The Prime Minister’s Prize is one of the most prestigious recognitions for a scientist in Australia. Professor Graham Farquar, a Chief Investigator of the Australian research Council Centre of Excellence for Translational Photosynthesis (CoETP), will receive the prize tonight in a ceremony at Parliament House.

“On behalf of myself and his colleagues in the Centre, I would like to congratulate Graham for his outstanding research achievements which have led to the prestigious award,” said Professor Murray Badger, Director of the Centre.

“His work has enabled development of crop varieties that are better equipped to cope with water limitation and these achievements are the leading examples of translational photosynthesis outcomes in the world today,” he said.
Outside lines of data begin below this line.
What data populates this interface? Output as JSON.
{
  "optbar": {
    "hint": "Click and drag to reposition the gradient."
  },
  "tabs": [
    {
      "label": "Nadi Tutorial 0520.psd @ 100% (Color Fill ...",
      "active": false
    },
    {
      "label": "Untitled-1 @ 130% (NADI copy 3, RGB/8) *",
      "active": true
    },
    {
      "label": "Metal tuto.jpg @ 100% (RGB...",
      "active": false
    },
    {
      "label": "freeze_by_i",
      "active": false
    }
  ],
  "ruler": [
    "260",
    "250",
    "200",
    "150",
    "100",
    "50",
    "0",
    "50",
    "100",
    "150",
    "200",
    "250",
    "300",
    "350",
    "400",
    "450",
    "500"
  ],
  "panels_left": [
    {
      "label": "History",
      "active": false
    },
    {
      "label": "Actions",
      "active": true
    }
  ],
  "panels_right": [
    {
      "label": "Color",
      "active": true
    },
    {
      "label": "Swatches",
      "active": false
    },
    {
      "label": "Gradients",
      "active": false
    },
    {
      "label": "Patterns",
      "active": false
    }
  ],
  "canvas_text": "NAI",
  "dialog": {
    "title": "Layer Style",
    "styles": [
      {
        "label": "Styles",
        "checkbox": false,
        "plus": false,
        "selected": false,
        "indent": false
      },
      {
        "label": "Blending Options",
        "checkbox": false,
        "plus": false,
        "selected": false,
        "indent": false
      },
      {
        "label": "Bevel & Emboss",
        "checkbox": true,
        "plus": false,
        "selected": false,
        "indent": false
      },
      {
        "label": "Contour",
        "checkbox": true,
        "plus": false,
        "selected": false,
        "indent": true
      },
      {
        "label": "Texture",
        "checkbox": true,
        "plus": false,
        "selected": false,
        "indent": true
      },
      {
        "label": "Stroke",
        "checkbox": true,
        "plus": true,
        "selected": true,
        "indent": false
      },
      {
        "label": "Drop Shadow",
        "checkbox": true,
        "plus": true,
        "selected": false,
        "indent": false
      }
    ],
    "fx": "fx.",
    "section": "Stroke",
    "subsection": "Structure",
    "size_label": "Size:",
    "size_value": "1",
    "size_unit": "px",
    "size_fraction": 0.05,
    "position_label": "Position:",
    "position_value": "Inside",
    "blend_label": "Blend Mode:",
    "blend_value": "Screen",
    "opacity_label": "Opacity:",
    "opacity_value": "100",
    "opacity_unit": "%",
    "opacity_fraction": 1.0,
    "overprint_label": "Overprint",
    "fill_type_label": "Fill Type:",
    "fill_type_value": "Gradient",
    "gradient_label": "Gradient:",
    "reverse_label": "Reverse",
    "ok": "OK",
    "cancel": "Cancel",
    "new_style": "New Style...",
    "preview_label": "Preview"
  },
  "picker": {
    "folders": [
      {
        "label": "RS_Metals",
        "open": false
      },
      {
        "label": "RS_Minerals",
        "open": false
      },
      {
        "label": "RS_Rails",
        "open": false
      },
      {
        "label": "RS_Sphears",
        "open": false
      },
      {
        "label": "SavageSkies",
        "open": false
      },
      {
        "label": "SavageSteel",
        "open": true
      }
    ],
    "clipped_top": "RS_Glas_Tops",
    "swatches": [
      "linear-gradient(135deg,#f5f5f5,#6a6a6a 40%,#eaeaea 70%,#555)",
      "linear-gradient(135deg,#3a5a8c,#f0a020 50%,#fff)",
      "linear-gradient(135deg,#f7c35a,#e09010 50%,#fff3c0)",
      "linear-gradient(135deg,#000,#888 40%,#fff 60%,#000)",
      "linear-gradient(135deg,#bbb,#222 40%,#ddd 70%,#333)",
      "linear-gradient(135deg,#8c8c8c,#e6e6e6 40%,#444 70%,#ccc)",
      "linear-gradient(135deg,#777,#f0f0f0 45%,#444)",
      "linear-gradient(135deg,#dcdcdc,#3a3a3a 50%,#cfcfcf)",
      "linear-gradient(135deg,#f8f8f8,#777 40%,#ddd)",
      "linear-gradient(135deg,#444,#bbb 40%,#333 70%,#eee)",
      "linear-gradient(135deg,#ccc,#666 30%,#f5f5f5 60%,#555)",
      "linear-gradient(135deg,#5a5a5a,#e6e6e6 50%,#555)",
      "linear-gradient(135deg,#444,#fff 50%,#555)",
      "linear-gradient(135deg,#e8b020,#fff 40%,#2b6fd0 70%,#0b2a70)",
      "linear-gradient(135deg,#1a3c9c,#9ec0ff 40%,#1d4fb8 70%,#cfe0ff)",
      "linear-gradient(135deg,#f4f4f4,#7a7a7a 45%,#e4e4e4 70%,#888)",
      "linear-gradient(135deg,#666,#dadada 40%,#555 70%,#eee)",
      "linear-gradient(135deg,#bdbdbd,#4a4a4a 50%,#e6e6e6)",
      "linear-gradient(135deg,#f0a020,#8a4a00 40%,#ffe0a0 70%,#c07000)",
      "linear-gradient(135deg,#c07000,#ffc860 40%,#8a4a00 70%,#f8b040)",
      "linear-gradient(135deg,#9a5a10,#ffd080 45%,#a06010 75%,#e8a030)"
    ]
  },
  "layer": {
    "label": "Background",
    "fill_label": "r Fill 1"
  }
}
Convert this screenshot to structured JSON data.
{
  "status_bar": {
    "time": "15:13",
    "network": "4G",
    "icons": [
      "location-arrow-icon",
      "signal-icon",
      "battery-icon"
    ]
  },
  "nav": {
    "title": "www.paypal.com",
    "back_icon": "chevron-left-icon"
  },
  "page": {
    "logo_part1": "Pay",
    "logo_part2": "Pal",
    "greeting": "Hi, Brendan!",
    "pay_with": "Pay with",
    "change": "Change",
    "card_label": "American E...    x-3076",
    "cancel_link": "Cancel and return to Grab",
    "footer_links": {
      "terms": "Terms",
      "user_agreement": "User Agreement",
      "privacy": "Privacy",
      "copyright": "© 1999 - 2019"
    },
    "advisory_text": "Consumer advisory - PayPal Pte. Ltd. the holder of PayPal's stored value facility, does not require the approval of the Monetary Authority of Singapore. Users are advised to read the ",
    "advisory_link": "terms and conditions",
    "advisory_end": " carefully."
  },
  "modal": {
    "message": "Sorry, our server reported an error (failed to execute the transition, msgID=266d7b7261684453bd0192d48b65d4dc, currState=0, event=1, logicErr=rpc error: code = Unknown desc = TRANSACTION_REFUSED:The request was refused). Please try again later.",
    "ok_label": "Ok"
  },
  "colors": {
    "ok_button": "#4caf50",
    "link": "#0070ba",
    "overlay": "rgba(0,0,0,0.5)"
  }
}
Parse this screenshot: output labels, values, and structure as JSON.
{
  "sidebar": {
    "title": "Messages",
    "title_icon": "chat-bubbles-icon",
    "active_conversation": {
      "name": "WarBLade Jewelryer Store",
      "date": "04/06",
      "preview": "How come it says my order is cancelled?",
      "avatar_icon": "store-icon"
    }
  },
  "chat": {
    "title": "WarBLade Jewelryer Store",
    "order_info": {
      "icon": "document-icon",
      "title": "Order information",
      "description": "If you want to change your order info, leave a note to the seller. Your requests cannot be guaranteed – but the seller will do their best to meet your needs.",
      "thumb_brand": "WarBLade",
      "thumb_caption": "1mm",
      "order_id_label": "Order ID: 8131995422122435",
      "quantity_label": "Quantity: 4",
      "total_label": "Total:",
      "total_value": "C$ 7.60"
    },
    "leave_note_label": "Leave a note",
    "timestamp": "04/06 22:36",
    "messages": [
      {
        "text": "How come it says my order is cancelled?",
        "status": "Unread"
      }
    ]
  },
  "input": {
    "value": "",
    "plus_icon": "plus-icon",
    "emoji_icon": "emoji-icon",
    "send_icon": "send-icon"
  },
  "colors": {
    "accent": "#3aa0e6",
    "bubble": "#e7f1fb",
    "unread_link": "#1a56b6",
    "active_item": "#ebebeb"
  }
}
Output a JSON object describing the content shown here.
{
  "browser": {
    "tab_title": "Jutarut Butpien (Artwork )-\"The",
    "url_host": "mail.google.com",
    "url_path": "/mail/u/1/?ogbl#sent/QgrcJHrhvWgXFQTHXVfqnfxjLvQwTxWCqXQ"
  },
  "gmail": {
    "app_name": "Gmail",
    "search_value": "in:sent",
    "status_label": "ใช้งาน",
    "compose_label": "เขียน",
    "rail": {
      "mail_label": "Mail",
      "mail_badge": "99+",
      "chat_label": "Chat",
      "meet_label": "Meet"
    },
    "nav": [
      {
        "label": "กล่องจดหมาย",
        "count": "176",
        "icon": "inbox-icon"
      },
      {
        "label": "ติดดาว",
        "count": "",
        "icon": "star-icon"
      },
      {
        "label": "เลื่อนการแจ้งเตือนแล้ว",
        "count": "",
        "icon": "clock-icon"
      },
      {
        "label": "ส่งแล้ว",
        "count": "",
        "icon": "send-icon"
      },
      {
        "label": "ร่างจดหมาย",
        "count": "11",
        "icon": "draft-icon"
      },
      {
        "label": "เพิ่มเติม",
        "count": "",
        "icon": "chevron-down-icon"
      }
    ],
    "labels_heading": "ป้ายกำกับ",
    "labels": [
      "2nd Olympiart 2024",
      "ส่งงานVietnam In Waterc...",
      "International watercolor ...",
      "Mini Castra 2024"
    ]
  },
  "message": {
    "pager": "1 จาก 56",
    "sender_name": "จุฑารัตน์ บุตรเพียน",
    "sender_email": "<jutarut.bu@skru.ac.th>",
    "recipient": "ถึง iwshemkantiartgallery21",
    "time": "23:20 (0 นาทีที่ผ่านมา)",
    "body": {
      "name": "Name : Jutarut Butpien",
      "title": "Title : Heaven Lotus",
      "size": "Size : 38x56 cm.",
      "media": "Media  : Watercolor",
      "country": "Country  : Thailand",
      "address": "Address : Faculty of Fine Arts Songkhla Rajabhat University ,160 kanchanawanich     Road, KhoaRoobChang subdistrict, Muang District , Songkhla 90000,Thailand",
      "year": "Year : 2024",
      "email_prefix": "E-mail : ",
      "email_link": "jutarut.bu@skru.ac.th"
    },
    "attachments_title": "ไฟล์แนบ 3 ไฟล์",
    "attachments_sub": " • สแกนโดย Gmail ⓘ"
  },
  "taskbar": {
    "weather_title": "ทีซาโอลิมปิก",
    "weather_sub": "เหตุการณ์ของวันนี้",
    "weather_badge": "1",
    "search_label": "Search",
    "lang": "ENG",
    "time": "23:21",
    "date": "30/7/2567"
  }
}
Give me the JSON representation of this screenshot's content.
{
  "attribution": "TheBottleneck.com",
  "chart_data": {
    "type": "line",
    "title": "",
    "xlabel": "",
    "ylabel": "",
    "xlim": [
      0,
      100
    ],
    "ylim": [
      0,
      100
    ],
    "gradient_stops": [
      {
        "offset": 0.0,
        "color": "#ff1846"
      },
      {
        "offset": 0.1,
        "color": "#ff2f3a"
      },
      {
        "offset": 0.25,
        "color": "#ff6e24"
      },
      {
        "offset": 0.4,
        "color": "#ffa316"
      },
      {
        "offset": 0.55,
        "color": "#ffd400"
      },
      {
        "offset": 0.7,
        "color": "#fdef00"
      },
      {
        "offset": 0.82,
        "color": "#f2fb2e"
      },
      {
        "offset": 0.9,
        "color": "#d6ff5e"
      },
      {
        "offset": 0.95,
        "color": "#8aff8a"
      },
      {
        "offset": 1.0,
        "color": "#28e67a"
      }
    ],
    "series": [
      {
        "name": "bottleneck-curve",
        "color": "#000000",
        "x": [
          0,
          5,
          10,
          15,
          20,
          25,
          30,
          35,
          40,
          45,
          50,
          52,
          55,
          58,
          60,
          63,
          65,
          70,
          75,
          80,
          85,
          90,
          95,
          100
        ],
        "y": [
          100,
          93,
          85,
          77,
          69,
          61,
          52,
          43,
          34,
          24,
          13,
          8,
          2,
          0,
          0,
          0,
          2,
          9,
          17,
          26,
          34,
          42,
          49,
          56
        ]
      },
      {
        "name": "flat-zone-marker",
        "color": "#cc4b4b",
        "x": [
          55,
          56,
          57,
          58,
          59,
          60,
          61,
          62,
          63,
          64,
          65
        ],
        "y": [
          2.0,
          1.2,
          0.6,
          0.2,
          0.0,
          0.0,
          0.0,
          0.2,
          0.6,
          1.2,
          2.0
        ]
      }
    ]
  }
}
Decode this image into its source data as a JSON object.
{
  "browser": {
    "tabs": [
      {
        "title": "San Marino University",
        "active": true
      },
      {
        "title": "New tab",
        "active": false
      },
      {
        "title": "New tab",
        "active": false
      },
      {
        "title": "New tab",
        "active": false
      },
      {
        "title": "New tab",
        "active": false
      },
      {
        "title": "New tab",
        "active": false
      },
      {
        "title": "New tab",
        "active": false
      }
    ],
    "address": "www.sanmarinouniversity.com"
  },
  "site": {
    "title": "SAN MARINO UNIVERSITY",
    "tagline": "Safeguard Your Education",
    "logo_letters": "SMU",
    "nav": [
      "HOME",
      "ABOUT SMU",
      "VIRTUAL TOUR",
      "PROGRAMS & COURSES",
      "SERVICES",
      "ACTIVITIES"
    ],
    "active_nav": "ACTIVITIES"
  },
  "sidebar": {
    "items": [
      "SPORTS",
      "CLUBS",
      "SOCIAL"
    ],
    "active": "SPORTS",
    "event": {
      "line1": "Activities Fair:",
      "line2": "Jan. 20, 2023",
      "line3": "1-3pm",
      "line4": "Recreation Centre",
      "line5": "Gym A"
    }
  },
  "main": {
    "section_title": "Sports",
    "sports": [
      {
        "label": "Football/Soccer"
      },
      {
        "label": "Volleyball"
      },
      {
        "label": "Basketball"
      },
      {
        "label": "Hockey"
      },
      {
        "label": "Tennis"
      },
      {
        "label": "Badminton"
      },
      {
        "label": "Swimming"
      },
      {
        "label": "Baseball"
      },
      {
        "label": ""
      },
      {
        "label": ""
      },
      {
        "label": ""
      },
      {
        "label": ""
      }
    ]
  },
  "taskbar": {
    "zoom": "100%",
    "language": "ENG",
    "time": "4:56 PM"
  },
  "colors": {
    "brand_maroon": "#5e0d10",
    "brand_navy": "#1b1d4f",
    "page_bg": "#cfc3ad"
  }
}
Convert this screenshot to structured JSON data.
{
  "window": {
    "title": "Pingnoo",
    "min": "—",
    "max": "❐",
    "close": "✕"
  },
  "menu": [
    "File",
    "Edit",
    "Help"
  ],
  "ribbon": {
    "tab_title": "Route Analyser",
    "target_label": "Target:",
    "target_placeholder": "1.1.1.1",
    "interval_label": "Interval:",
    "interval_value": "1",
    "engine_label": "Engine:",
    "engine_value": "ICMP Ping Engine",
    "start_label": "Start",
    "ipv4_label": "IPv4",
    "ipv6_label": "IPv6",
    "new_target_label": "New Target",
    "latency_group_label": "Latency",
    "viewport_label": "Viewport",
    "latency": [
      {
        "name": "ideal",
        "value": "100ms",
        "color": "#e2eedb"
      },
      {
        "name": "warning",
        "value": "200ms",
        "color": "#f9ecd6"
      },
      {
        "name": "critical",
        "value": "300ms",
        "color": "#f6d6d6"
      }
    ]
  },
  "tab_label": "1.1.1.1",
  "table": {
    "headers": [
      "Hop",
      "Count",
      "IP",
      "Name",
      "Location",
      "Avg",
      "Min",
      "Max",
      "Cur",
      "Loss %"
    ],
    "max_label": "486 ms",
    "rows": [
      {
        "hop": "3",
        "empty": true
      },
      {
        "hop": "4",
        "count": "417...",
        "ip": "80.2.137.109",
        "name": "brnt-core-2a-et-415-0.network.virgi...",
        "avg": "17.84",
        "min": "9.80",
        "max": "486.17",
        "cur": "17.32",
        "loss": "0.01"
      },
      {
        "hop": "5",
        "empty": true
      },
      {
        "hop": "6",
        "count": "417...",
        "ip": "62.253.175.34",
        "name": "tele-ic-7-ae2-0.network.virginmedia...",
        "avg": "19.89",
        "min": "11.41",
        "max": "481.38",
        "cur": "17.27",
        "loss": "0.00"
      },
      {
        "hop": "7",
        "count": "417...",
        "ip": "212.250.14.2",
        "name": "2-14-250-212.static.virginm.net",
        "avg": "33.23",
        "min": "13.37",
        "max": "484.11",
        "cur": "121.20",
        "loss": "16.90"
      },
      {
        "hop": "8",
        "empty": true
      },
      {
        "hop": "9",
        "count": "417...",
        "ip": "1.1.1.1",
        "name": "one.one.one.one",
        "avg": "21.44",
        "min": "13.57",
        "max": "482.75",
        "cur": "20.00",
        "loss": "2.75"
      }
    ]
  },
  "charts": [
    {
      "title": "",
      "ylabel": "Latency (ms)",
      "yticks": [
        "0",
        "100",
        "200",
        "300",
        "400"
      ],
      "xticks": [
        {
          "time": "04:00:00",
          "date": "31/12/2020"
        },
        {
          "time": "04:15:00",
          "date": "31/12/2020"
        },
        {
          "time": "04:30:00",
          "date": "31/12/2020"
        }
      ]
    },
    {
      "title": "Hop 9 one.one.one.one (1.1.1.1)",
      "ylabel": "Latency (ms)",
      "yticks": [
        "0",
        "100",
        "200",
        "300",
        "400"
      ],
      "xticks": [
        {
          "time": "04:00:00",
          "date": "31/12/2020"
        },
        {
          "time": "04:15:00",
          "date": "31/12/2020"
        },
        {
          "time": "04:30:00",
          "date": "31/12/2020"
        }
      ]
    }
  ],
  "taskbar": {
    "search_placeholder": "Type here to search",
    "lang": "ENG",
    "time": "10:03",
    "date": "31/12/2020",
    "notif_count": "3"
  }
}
Professor Graham Farquhar is an outstanding plant scientist whose innovative work has had far reaching impact on our understanding of plant function in a changing world.  He joined ANU as a research fellow in the Research School of Biological Sciences in 1976. Combining mathematical rigour and biological insight, his highly cited research has been applied at vastly different scales, from how plants partition their resources between water use and photosynthesis to global interactions between vegetation and the atmosphere.

His work has enabled development of crop varieties that are better equipped to cope with changing environmental conditions, particularly those associated with drought.

Professor Farquhar co-leads Program 4, at the ARC CoETP,  where he focuses on modelling and measurement which aims to scale photosynthesis from leaf function to crop growth and yield. His research focuses on integrating mechanistic models of leaf photosynthesis with commonly used crop growth models.

Click here to watch an ANU Media video on Graham’s Farquhar work video  and the ANU Media Release

Click here for more information about Professor Graham Farquhar

Feeding the world and asking where the wind went, an excellent article by Science in Public